■ **What the exercise asks**
Every single entry below should be reproduced verbatim.
+---+
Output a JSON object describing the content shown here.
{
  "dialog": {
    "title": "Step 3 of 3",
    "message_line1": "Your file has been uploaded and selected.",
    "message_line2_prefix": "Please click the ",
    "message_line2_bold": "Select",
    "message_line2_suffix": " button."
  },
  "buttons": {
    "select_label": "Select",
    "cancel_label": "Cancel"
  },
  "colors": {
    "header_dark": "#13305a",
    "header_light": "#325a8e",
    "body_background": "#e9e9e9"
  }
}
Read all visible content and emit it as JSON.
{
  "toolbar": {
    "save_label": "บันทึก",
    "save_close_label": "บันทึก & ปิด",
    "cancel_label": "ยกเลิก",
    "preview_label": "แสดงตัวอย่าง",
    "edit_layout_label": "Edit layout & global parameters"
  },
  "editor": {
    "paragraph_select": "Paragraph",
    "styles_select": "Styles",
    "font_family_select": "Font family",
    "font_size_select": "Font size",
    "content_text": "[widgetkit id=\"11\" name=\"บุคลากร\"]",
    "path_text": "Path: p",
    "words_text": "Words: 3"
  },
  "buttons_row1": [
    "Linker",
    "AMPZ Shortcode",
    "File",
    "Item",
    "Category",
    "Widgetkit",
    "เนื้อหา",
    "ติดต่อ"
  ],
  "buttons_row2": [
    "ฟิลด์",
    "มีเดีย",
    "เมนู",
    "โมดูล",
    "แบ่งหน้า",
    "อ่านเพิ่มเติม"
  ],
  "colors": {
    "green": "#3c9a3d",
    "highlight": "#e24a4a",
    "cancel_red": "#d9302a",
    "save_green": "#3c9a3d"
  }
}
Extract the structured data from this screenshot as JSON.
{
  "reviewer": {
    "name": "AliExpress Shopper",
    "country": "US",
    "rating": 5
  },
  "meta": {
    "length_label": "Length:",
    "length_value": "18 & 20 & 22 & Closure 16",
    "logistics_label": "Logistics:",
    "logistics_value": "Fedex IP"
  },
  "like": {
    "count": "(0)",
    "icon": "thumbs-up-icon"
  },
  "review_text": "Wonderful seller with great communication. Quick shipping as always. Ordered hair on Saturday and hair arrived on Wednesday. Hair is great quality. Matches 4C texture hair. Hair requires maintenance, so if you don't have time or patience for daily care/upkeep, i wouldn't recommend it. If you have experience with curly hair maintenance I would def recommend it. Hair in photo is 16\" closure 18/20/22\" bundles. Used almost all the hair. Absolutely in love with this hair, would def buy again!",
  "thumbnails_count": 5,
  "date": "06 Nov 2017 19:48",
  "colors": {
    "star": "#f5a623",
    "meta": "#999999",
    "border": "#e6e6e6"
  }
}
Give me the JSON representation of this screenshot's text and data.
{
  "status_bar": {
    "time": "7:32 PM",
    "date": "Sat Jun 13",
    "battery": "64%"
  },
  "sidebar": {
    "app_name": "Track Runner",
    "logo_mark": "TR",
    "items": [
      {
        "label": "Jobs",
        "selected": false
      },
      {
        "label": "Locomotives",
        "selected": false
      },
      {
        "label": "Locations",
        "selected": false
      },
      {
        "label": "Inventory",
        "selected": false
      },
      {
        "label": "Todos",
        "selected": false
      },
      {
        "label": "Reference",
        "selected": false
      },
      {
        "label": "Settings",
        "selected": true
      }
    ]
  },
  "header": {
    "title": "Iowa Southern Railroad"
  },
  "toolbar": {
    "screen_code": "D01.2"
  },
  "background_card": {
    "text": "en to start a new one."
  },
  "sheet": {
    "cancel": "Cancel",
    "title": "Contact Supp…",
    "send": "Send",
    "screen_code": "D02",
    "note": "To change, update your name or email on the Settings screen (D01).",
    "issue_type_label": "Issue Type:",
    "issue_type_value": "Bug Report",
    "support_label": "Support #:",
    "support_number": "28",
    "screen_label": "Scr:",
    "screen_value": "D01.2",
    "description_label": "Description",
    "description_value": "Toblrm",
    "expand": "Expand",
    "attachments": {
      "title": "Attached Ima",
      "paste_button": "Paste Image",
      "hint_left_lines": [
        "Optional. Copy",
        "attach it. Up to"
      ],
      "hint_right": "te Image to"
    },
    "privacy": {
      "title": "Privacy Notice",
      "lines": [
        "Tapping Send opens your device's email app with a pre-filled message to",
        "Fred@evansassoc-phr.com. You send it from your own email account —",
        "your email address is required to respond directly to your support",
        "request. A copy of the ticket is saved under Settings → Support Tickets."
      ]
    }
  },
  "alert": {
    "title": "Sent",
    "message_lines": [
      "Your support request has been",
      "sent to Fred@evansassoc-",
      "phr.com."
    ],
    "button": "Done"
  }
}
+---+
■ **Solution for this exercise**
Output a JSON object describing the content shown here.
{
  "dialog": {
    "title": "Step 3 of 3",
    "message_line1": "Your file has been uploaded and selected.",
    "message_line2_prefix": "Please click the ",
    "message_line2_bold": "Select",
    "message_line2_suffix": " button."
  },
  "buttons": {
    "select_label": "Select",
    "cancel_label": "Cancel"
  },
  "colors": {
    "header_dark": "#13305a",
    "header_light": "#325a8e",
    "body_background": "#e9e9e9"
  }
}
Read all visible content and emit it as JSON.
{
  "toolbar": {
    "save_label": "บันทึก",
    "save_close_label": "บันทึก & ปิด",
    "cancel_label": "ยกเลิก",
    "preview_label": "แสดงตัวอย่าง",
    "edit_layout_label": "Edit layout & global parameters"
  },
  "editor": {
    "paragraph_select": "Paragraph",
    "styles_select": "Styles",
    "font_family_select": "Font family",
    "font_size_select": "Font size",
    "content_text": "[widgetkit id=\"11\" name=\"บุคลากร\"]",
    "path_text": "Path: p",
    "words_text": "Words: 3"
  },
  "buttons_row1": [
    "Linker",
    "AMPZ Shortcode",
    "File",
    "Item",
    "Category",
    "Widgetkit",
    "เนื้อหา",
    "ติดต่อ"
  ],
  "buttons_row2": [
    "ฟิลด์",
    "มีเดีย",
    "เมนู",
    "โมดูล",
    "แบ่งหน้า",
    "อ่านเพิ่มเติม"
  ],
  "colors": {
    "green": "#3c9a3d",
    "highlight": "#e24a4a",
    "cancel_red": "#d9302a",
    "save_green": "#3c9a3d"
  }
}
Extract the structured data from this screenshot as JSON.
{
  "reviewer": {
    "name": "AliExpress Shopper",
    "country": "US",
    "rating": 5
  },
  "meta": {
    "length_label": "Length:",
    "length_value": "18 & 20 & 22 & Closure 16",
    "logistics_label": "Logistics:",
    "logistics_value": "Fedex IP"
  },
  "like": {
    "count": "(0)",
    "icon": "thumbs-up-icon"
  },
  "review_text": "Wonderful seller with great communication. Quick shipping as always. Ordered hair on Saturday and hair arrived on Wednesday. Hair is great quality. Matches 4C texture hair. Hair requires maintenance, so if you don't have time or patience for daily care/upkeep, i wouldn't recommend it. If you have experience with curly hair maintenance I would def recommend it. Hair in photo is 16\" closure 18/20/22\" bundles. Used almost all the hair. Absolutely in love with this hair, would def buy again!",
  "thumbnails_count": 5,
  "date": "06 Nov 2017 19:48",
  "colors": {
    "star": "#f5a623",
    "meta": "#999999",
    "border": "#e6e6e6"
  }
}
Give me the JSON representation of this screenshot's text and data.
{
  "status_bar": {
    "time": "7:32 PM",
    "date": "Sat Jun 13",
    "battery": "64%"
  },
  "sidebar": {
    "app_name": "Track Runner",
    "logo_mark": "TR",
    "items": [
      {
        "label": "Jobs",
        "selected": false
      },
      {
        "label": "Locomotives",
        "selected": false
      },
      {
        "label": "Locations",
        "selected": false
      },
      {
        "label": "Inventory",
        "selected": false
      },
      {
        "label": "Todos",
        "selected": false
      },
      {
        "label": "Reference",
        "selected": false
      },
      {
        "label": "Settings",
        "selected": true
      }
    ]
  },
  "header": {
    "title": "Iowa Southern Railroad"
  },
  "toolbar": {
    "screen_code": "D01.2"
  },
  "background_card": {
    "text": "en to start a new one."
  },
  "sheet": {
    "cancel": "Cancel",
    "title": "Contact Supp…",
    "send": "Send",
    "screen_code": "D02",
    "note": "To change, update your name or email on the Settings screen (D01).",
    "issue_type_label": "Issue Type:",
    "issue_type_value": "Bug Report",
    "support_label": "Support #:",
    "support_number": "28",
    "screen_label": "Scr:",
    "screen_value": "D01.2",
    "description_label": "Description",
    "description_value": "Toblrm",
    "expand": "Expand",
    "attachments": {
      "title": "Attached Ima",
      "paste_button": "Paste Image",
      "hint_left_lines": [
        "Optional. Copy",
        "attach it. Up to"
      ],
      "hint_right": "te Image to"
    },
    "privacy": {
      "title": "Privacy Notice",
      "lines": [
        "Tapping Send opens your device's email app with a pre-filled message to",
        "Fred@evansassoc-phr.com. You send it from your own email account —",
        "your email address is required to respond directly to your support",
        "request. A copy of the ticket is saved under Settings → Support Tickets."
      ]
    }
  },
  "alert": {
    "title": "Sent",
    "message_lines": [
      "Your support request has been",
      "sent to Fred@evansassoc-",
      "phr.com."
    ],
    "button": "Done"
  }
}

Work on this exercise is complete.